Cuban government efforts to open its doors to more private enterprise cut state payrolls and lure foreign investors face a string of restrictions and complications, several U.S. academics said during a seminar Saturday in Coral Gables.
The island’s communist government “has a love-hate relationship with the private sector,” said Mario Gonzalez-Corzo, a Cuban-born professor at the City University of New York.
Ruler Raúl Castro has been allowing more private economic activities in hopes of jump-starting a Soviet-style economy since he succeeded brother Fidel Castro, temporarily in 2006 and then officially in 2008.
But while up to 485,000 Cubans are reported to be licensed to work in low value-added jobs such as tailors and seamstresses, there are many constraints, Gonzalez-Corzo told the University of Miami’s Institute for Cuban and Cuban American Studies (ICCAS).

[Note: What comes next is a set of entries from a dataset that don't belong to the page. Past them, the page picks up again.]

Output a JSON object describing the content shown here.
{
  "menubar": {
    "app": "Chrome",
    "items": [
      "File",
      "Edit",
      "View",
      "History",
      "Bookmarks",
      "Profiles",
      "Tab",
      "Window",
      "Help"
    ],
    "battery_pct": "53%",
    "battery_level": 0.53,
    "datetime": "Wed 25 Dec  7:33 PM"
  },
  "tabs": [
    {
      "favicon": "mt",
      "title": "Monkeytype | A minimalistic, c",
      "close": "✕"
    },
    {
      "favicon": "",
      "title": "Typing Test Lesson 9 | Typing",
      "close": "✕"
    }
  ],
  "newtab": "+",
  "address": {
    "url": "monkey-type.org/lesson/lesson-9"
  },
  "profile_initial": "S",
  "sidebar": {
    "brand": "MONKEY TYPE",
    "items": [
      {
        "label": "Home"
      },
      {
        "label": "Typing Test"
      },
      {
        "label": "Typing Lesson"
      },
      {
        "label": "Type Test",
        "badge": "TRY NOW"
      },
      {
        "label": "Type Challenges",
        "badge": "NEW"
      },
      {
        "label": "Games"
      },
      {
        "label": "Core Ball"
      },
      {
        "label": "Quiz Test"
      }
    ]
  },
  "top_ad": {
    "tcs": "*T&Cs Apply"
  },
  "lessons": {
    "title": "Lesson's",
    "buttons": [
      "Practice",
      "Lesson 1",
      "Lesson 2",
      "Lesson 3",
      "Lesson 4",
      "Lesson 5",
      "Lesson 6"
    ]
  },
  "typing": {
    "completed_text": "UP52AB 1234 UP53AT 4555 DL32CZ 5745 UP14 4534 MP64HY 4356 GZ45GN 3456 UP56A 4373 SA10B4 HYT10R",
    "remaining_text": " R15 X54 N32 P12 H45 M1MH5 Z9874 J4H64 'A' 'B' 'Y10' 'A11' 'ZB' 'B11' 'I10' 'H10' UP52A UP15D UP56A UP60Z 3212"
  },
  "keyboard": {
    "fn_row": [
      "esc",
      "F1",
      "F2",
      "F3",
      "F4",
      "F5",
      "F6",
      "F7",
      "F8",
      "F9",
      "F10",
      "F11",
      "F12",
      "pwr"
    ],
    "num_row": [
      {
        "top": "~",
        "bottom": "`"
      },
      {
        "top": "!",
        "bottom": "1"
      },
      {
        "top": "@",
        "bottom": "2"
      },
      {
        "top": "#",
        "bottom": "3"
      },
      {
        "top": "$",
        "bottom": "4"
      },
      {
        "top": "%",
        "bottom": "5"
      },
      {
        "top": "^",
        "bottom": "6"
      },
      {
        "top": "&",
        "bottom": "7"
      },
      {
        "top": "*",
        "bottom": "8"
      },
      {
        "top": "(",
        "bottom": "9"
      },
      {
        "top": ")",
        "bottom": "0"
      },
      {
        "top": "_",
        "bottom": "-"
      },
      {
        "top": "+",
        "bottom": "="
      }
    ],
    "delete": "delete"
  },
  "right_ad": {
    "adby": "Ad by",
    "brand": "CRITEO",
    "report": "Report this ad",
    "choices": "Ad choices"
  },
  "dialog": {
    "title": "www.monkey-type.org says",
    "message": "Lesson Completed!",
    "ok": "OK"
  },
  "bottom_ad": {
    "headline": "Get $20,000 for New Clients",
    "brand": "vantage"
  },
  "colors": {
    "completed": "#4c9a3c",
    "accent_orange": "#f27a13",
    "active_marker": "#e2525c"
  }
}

An “onerous tax system” piles “taxes upon taxes upon taxes” that make it difficult for the new micro-enterprises and “confiscate the limited prosperity that people are generating,” he said.
There’s a shortage of appropriate retail space needed for the new businesses, property rights remain largely unclear and government inspectors often look for bribes, the professor added.
The cooperative sector is not doing as well as projected by the government, Gonzalez-Corzo said. And the average bank loan approved under a micro-credit program designed to help the private sector stands at about $55.
State payrolls have been cut by 500,000 — government officials have spoken of a need to lay off at least 1.3 million state employees — but part of the drop was the result of emigration and retirements, the academic said.
Retired World Bank consultant Carlos Quijano said the government’s announced hopes of obtaining $2.5 billion in foreign investments in order to be able to generate moderate economic growth seem far too ambitious.
Cuba now has an estimated total of $500 million in foreign investments, Quijano said, compared to $16 billion for Costa Rica and $17 billion for the Dominican Republic – two other relatively small Latin American nations.
Quijano also said there are three economic tendencies on the island: “statists” who want to largely retain the current model; “economicists” who favor some type of market socialism; and democratic socialists who favor broader use of cooperatives.
Brian Latell, a retired CIA analyst and senior research associate at ICCAS, said the island today appears to have more social stability than at many points in the past. And there seems to be little possibility of a mass exodus such as the Mariel boatlift in 1980.
Cuba’s ruling elites know they have to modernize the Soviet-style economy “but fear a modernization because it might lead to rebellion,” said Juan Antonio Blanco, head of the Center for Latin American and Caribbean Initiatives at Miami Dade College.
The island “is a poor, technologically backward country at the margins of the new digital age of globalization and knowledge economies,” added Blanco, a former analyst with the Central Committee of the Communist Party of Cuba.
Also addressing the seminar were Florida International University professor Marifeli Perez-Stable; Frank Calzon, director of the Center for a Free Cuba in Washington D.C.; and Pedro Roig, senior research associate at ICCAS and former Radio/TV Marti director.